Managing to The Worst vs. Expecting the Best
LCD Management (lowest common denominator) asks, “What’s the most incompetent or laziest thing somebody could do?”, and then creates an environment to make it hard to get away with it. In contrast, HCD Leadership asks, “If given a clear vision, what is the best possible thing people could do without being managed?” HCD leaders then create the kind of environment that will attract self-motivated, self-managed achievers. Both of them are self-fulfilling prophecies.

LCD Managers create an environment where people will live down to our worst expectations of them. HCD leaders understand that the art of leadership is to know how few decisions the leader should make.

Ricardo Semler is perhaps the best, low-profile CEO leader in business today. Mayer is a high-profile CEO manager, using personal superpowers to hold everything together – for now. As a result, the futures of Yahoo and Semco are going in dramatically different directions.

Centralized Decision-making vs. Everyone is Capable
LCD managers assume they are the most motivated, qualified, committed, invested, and experienced. With all those superstar qualities, it would be foolish to have others making decisions. That’s why they are paid the big bucks. Mayer is infamous for regularly having a few dozen people waiting outside her office for hours, as she solves problems and makes decisions for them one at a time.

HCD Leadership believes most people are inherently motivated, qualified, committed, and invested, and that they make better decisions than someone in a hierarchy. Semler doesn’t make decisions anymore because decisions are made where they will be lived out. Stakeholders throughout the company are responsible for Semco entering a variety of industries and growing dramatically year after year, from $4 million 29 years ago to $1billion+ today. As an HCD leader, instead of making decisions others can make, Semler is free to ask questions, cast vision, and work with others to build the future of the company.
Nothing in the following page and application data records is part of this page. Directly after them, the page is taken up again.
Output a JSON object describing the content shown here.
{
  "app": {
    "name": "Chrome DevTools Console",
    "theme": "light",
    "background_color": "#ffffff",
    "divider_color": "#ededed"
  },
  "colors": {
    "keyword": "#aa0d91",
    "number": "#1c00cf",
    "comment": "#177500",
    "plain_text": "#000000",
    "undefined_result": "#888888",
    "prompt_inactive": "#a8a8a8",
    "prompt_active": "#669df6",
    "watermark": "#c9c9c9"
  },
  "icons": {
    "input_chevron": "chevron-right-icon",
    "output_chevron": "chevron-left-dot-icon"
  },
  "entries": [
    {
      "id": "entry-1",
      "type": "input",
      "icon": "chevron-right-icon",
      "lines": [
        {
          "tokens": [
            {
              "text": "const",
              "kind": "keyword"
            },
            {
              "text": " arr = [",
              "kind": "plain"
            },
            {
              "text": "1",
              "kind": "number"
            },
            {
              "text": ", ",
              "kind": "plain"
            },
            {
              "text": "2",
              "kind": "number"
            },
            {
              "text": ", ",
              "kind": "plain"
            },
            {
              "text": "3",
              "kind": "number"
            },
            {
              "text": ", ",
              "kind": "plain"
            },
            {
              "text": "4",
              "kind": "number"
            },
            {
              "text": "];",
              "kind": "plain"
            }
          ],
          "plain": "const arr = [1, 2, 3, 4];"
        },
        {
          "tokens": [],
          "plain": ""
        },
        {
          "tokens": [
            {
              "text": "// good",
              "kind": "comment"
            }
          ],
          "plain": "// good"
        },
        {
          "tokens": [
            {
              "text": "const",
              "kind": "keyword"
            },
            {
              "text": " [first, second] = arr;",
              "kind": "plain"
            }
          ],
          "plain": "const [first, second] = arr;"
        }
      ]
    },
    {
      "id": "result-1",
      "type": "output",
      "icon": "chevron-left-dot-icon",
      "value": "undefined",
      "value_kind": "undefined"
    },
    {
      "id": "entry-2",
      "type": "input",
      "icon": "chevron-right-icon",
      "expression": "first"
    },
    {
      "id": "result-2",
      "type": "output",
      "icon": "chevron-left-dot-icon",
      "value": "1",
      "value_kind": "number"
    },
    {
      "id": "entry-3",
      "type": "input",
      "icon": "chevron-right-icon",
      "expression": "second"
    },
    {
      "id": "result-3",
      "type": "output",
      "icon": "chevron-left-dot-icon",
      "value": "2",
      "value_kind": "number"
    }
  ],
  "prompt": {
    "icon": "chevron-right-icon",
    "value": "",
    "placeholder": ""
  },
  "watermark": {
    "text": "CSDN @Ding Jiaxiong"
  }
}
Superpowers vs. Delegation
Mayer is a supermanager – which allows her to get away with a lot in the short term. But it is not sustainable. When she goes, the energy goes. She has entrenched herself in decision-making, making her nearly indispensable. While at Google, Mayer pulled 250 all-nighters in five years and held up to 70 meetings a week. She sleeps four hours a night. In contrast, Semler trained others to make decisions. There are now six co-CEOs who rotate leadership every six months, allowing Semler to function at the highest levels of leadership and not make decisions. As with any great leader, he has worked hard to get out of the way. He is fully dispensable, while nobody could replace Mayer.

The Results Are In
Semco gets hundreds of unsolicited resumes every month, and no one leaves. In the worst 10-year recession in Brazil’s history, revenues grew 600%, profits were up 500%, and productivity rose 700%. Innovative Stakeholders have taken them into profitable industries they could have never dreamed of entering, and they continue to grow exponentially. And unlike Yahoo, Semco hasn’t told people how or where to work for over three decades.

LCD management may get quick, short-term results, but Yahoo’s future will never look like Semco’s – it’s too reliant on a very high-profile, LCD superhuman manager. Very impressive in the short-term, but very old school.

article as seen on Inc.com